Tasneem Zakaria Mehta, 60
Till a decade ago, Mumbai’s oldest museum, Dr Bhau Daji Lad Museum, lay forgotten in the Victorian greens of Byculla, Mumbai, completely hidden from the art scene. Today, thanks to Tasneem Zakaria Mehta, it holds its head high, like the monolithic basalt elephant — once at the gates of the Elephanta — at its entrance. The carved doors open into imposing interiors with Palladian columns and richly painted ceilings, reflecting the green that envelops the museum — the colour chosen by Mehta to dress the space.
Every artefact on display is hand-picked and gives the 19th-century museum a new face. It merged the past with the present, the colonial with the contemporary. “We want to showcase contemporary culture the way the museum did earlier,” says Mehta, the managing trustee and honorary director of the museum, who reopened it after extensive research and renovation in 2008. The project was a public-private venture funded by the Ermenegildo Zegna Group. Soon, artists were invited to showcase their works. Sudarshan Shetty erected his own life-size statue next to the marble statue of Prince Albert and Jitish Kallat presented the city as an unfinished national project with makeshift scaffolding and rioting figures. “It’s about creating a dialogue between the museum and the city,” says Mehta, a JJ School of Art graduate.
She went on to pursue a degree in liberal arts from Columbia University, which was followed by a post-graduate diploma in modern art from Christie’s and a PhD on the establishment of museums and schools of art from Jawaharlal Nehru University, New Delhi. She has been working in the field of art ever since. Among other things, she was the governor of the Mumbai Metropolitan Regional Development Authority Heritage Society and the vice-chairman of Indian National Trust for Art and Cultural Heritage (INTACH).
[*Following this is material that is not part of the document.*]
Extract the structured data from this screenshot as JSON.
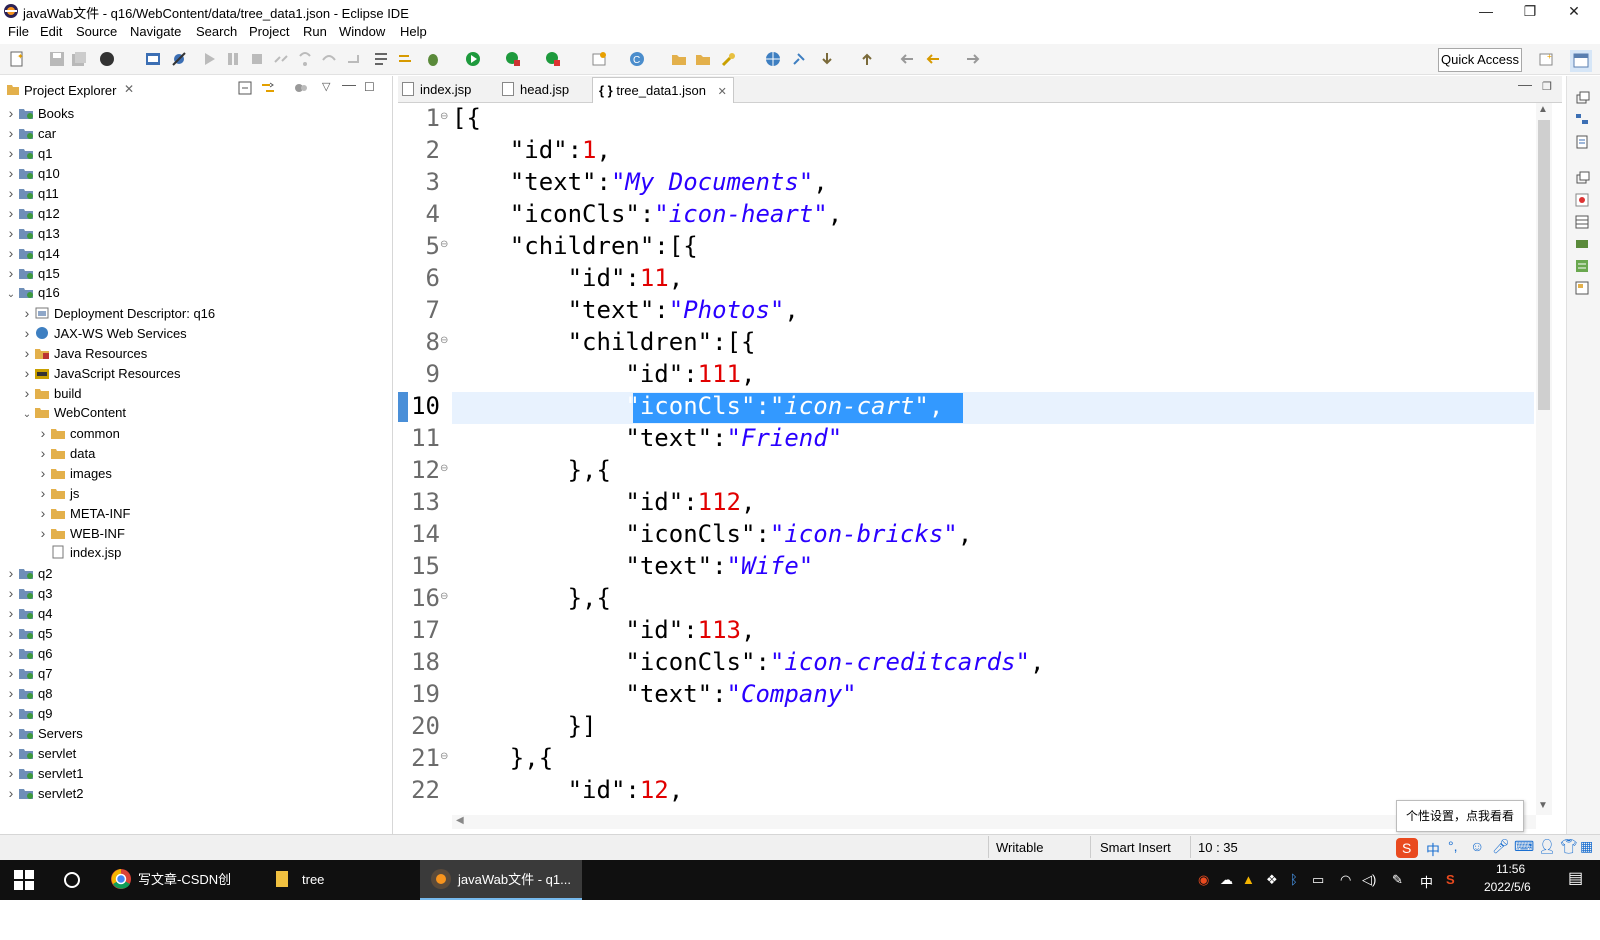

In the six years since the reopening of the Bhau Daji Lad Museum, there has never been a dull moment. “Curating is also a form of art, which, unfortunately, is not understood in India,” says Mehta. The biggest challenge, though, is interacting with the artists. “Artists can be very possessive about their work,” says Mehta.
Having learnt the fine art of maintaining a distance, and yet being involved, she makes active interventions in most projects at the museum. For instance, in Kallat’s 2011 exhibition, Fieldnotes: Tomorrow was Here Yesterday, the boxes that housed miniature resin figurines came from Mehta’s office. “He wanted them on the floor,” she says. Kallat yielded to her idea when she showed him a box they had. She has also worked closely with his wife Reena, who designed continued…